As part of our efforts to better our community, both online and offline, we built a new tool for examining the differences between two .phar files. We call it Pharaoh, and we just released its code on Github under the MIT License.
Why Would Anyone Need Pharaoh?
Let's say the maintainers of a popular PHP project distributes their deliverable in a .phar file (PHP Archive). Furthermore, let's assume their download server (or one of their mirrors) gets hacked. The attackers succeed in replacing the .phar with an identical copy, save for a few extra lines of malicious code in the stub (the part that gets executed when you run a .phar from command line).
Pharaoh allows users to detect malicious tampering. All you have to do is follow these steps:
- Obtain the source code for the project. Check out the appropriate release tag, if need be.
- Obtain the sketchy .phar from the project website. Save it as foobar-untrusted.phar.
- Build a new .phar from the source code. Call it foobar-from-source.phar.
pharaoh foobar-from-source.phar foobar-untrusted.phar
If you make it to step 4 and have worked with Git and PHP before, you should be able to quickly decide if the .phar you downloaded is legitimate or not.

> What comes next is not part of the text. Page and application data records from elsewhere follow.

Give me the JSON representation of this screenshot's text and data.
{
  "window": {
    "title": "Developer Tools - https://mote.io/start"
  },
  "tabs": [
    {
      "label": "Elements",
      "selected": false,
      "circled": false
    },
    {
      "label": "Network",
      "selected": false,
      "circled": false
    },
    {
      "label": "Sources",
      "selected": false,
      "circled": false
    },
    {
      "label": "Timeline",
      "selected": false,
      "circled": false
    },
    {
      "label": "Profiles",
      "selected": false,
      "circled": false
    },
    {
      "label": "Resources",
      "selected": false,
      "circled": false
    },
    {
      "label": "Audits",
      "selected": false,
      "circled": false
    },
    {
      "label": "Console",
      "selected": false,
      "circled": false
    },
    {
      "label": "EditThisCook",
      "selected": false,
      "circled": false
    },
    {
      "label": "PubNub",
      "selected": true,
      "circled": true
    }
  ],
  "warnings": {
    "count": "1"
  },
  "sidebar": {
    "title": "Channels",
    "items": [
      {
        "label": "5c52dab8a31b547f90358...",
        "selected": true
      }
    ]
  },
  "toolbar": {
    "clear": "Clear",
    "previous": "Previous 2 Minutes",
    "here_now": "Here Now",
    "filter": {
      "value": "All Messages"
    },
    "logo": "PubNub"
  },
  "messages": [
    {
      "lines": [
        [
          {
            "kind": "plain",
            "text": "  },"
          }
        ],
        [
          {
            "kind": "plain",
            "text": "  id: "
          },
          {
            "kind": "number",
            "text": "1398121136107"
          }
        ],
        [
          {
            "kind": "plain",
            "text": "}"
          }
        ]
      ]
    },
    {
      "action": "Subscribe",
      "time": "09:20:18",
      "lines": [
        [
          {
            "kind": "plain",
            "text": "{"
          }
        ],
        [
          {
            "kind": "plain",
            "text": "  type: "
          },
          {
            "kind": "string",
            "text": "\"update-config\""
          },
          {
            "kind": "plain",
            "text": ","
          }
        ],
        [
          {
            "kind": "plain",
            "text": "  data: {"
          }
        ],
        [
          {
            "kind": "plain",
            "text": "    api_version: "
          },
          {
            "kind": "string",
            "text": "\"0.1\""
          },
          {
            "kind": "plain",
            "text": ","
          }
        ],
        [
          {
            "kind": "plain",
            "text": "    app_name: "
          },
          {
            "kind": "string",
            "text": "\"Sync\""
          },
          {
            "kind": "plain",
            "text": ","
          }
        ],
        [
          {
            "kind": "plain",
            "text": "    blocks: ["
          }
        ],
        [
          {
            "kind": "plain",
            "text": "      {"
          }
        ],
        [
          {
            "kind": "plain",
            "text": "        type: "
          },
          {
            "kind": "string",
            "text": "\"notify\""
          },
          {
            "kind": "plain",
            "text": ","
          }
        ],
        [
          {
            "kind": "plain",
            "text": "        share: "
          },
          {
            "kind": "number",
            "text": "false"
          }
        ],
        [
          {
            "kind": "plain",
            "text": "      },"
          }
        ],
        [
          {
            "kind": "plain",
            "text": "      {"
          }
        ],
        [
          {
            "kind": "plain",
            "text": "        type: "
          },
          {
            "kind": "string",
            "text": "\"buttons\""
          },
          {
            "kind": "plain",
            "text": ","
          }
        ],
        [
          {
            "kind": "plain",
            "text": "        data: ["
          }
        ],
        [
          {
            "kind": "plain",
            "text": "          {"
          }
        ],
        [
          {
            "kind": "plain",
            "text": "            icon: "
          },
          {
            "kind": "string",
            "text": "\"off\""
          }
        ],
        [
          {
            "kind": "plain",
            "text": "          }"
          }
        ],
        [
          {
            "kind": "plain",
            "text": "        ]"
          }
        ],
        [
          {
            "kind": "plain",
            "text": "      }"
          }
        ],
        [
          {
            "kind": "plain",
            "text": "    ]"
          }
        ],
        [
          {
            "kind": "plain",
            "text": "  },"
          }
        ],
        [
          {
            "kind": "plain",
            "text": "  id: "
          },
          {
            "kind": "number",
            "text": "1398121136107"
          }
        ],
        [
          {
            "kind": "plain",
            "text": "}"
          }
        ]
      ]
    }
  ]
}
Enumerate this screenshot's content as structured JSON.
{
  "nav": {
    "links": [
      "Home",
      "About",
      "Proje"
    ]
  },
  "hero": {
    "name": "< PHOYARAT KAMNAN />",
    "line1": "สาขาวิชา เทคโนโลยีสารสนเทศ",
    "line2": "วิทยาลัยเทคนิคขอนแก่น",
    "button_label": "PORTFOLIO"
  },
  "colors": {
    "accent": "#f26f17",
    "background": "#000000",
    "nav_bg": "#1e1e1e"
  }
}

We will be using Pharaoh to verify that .phar files can be built deterministically from their source code, and to ensure the copy we sign in the distributed ledger for ASGard contains no nasty surprises. We also imagine tools like Pharaoh could be instrumental for detecting targeted malware attacks against software developers in the wild as part of a threat intelligence framework.